 Lon L. Fuller, The Morality of Law (Revised ed., Yale Univ. Press 1965).
 567 U.S. 142 (2012).
 519 U.S. 452 (1997).
 139 S. Ct. 2400 (2019).
 SmithKline, 567 U.S. at 159.
 Id. at 156 (internal citation and quotation marks omitted).
 Ariz. Grocery Co. v. Atchison, T. & S.F. Ry. Co., 284 U.S. 370 (1932).
 See id. at 389 (“Where, as in this case, the Commission has made an order having a dual aspect, it may not in a subsequent proceeding, acting, in its quasi-judicial capacity, ignore its own pronouncement promulgated in its quasi-legislative capacity and retroactively repeal its own enactment as to the reasonableness of the rate it has prescribed.”). For this crucial proposition, the Court adduced no authority.
 Fuller, supra note 11, at 33 et seq.
 Id. at 51 et seq.

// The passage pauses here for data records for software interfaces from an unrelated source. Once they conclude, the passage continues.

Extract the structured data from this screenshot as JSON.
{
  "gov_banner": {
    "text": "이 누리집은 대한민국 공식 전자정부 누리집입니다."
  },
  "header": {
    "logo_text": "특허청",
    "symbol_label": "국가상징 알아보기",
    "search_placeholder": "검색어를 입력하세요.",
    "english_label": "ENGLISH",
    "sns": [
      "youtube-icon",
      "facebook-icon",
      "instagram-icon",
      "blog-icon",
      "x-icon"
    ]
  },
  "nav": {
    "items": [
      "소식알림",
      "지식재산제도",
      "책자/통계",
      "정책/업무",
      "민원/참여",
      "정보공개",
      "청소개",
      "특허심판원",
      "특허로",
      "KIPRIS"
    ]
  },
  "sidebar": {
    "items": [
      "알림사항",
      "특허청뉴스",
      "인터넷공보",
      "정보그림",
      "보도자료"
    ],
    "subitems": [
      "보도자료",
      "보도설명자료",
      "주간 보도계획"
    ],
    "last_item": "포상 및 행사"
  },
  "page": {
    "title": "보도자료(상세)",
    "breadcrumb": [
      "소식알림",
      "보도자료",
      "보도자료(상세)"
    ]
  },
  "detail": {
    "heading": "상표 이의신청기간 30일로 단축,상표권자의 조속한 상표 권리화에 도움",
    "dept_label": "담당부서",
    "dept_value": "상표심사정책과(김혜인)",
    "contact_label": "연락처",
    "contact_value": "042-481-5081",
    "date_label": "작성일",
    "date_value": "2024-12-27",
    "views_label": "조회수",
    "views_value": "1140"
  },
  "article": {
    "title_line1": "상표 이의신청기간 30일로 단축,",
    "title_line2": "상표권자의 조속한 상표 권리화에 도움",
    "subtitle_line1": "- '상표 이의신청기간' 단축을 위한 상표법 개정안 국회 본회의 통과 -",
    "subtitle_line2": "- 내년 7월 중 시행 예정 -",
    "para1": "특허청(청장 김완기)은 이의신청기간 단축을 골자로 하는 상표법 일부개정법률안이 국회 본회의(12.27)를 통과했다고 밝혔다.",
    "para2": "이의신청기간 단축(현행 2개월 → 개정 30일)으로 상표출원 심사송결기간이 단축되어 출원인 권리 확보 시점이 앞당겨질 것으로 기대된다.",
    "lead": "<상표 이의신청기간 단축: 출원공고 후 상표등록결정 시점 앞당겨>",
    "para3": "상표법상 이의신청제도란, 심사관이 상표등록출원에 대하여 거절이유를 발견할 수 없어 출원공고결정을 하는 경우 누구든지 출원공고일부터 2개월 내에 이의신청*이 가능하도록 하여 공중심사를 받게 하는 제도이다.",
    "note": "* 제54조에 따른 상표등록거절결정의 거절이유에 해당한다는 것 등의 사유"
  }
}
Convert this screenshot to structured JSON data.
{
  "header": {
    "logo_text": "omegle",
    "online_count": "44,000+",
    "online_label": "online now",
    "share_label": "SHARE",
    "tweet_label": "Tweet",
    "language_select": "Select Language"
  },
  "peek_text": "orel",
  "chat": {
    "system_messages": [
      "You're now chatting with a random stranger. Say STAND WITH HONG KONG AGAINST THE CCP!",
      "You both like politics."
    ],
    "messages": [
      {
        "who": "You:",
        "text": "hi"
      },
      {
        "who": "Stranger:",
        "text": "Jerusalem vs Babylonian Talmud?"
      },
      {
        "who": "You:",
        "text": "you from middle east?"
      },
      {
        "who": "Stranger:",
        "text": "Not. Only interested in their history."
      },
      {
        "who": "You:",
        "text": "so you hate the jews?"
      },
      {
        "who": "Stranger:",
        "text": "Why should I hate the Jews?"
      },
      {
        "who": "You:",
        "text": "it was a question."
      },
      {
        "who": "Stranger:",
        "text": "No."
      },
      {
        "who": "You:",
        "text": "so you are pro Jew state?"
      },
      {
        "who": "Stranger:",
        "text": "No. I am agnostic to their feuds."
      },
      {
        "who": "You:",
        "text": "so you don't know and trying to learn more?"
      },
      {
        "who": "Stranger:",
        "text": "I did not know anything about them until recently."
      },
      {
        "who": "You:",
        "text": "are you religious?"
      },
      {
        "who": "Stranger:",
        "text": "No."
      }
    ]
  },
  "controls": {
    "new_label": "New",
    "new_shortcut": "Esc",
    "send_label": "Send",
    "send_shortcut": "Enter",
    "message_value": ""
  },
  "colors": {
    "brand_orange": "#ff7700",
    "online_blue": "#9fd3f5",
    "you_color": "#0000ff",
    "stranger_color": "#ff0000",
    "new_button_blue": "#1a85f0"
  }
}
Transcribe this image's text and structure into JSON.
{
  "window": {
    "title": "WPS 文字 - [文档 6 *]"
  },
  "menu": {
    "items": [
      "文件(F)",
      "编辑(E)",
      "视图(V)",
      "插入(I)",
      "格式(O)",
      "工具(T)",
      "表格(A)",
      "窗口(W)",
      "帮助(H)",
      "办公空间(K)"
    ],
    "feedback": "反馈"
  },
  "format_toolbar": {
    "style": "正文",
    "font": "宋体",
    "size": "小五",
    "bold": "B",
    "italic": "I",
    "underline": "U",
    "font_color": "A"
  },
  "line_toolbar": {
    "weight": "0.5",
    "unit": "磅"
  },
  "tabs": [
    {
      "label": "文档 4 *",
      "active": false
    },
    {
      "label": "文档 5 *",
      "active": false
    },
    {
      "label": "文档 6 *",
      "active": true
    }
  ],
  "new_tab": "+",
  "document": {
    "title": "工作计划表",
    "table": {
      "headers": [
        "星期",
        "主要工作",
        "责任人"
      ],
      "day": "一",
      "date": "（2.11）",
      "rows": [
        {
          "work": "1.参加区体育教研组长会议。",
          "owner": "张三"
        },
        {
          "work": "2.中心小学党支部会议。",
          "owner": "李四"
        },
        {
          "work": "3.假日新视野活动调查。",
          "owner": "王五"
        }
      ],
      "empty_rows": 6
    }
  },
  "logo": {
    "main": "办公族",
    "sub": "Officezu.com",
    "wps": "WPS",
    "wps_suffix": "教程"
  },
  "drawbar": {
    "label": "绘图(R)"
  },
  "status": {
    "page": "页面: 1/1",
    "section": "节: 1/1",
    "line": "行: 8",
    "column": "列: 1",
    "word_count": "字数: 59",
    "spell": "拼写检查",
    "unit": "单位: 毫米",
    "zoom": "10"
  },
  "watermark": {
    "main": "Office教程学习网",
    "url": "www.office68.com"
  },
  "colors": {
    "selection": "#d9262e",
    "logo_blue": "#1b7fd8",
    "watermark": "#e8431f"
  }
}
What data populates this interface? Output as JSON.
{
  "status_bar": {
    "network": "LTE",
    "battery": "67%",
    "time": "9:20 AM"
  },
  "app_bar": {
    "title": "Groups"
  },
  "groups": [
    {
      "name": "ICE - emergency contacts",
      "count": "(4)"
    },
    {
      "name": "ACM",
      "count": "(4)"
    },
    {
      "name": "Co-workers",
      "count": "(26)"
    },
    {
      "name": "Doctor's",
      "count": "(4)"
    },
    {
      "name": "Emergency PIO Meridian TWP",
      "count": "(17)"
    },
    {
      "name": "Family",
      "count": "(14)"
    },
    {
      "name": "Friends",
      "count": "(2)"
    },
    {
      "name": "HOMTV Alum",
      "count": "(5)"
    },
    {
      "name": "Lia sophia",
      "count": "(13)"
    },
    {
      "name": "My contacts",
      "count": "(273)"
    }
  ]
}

 Cass R. Sunstein and Adrian Vermeule, Law and Leviathan: Redeeming the Administrative State (Harvard Univ. Press 2020).
 Fuller, supra note 11, at 168 et seq.
 Cf. Chicago & S. Air Lines, Inc. v. Waterman Steamship Corp., 333 U.S. 103 (1948).
 Cf. Lincoln v. Vigil, 508 U.S. 182 (1993).
 Fuller, supra note 11, at 171–73.
 Fed. Radio Comm’n v. Gen. Elec. Co., 281 U.S. 464 (1930).
 5 U.S.C. § 701(a)(2).
 Citizens to Pres. Overton Park v. Volpe, 401 U.S. 402 (1971).
 5 U.S.C. § 706; Ron Levin, Understanding Unreviewability in Administrative Law, 74 Minn. L. Rev. 689 (1990).
 Webster v. Doe, 486 U.S. 592, 608 (1988) (Scalia, J., dissenting).
 Id. at 608 (Scalia, J., dissenting) (internal citation and quotation omitted).
 139 S. Ct. 2551 (2019) (Alito, J., concurring in part and dissenting in part).
 Id. at 2604.
 Id. at 2605.
 See, e.g., Jud Campbell, The Emergence of Neutrality, 131 Yale L.J. 861 (2022) (“For most of American history, the governing paradigm of expressive freedom was one of limited toleration, focused on protecting speech within socially defined boundaries. The modern embrace of content and viewpoint neutrality, it turns out, occurred only in the 1960s . . . . In contrast to the modern focus on neutrality, the older approach did not preclude legislative or judicial assessments of communicative harms.”).
 See Jud Campbell, Natural Rights and the First Amendment, 127 Yale. L.J. 246, 259 (2017) (“As a general matter, natural rights did not impose fixed limitations on governmental authority. Rather, Founding Era constitutionalism allowed for restrictions of natural liberty to promote the public good—generally defined as the good of the society as a whole. . . . And no evidence indicates that the First Amendment empowered judges to determine whether particular restrictions of speech promoted the general welfare.”).
 Updegraph v. Commonwealth, 11 Serg. & Rawle 394, 400 (Pa. 1824). For the background history from the founding era through the mid-20th century, see Note, Blasphemy and the Original Meaning of the First Amendment, 135 Harv. L. Rev. 689 (2021); T.A.D, Originalist Blasphemy, Ius & Iustitium (Jan. 3, 2022), https://iusetiustitium.com/originalist-blasphemy/ [https://perma.cc/A59R-SSR4].
 562 U.S. 443 (2011).
 Id. at 463 (Alito, J., dissenting).
 Id. at 472.
 Id. at 475.
 559 U.S. 460 (2010).
 Id. at 493 (Alito, J., dissenting).
 See New York v. Ferber, 458 U.S. 747 (1982).
 Stevens, 559 U.S. at 495 (Alito, J., dissenting).
 As late as 1907, well past the ratification of the 14th Amendment, the Court held that the First Amendment prohibits prior restraints on speech but permits “the subsequent punishment of such [speech] as may be deemed contrary to the public welfare.” Patterson v. Colorado, 205 U.S. 454, 462 (1907).
 See Adrian Vermeule, Common Good Constitutionalism (Polity Books 2022); Conor Casey & Adrian Vermeule, Myths of Common Good Constitutionalism, 45 Harv. J.L. & Pub. Pol’y 103 (2022).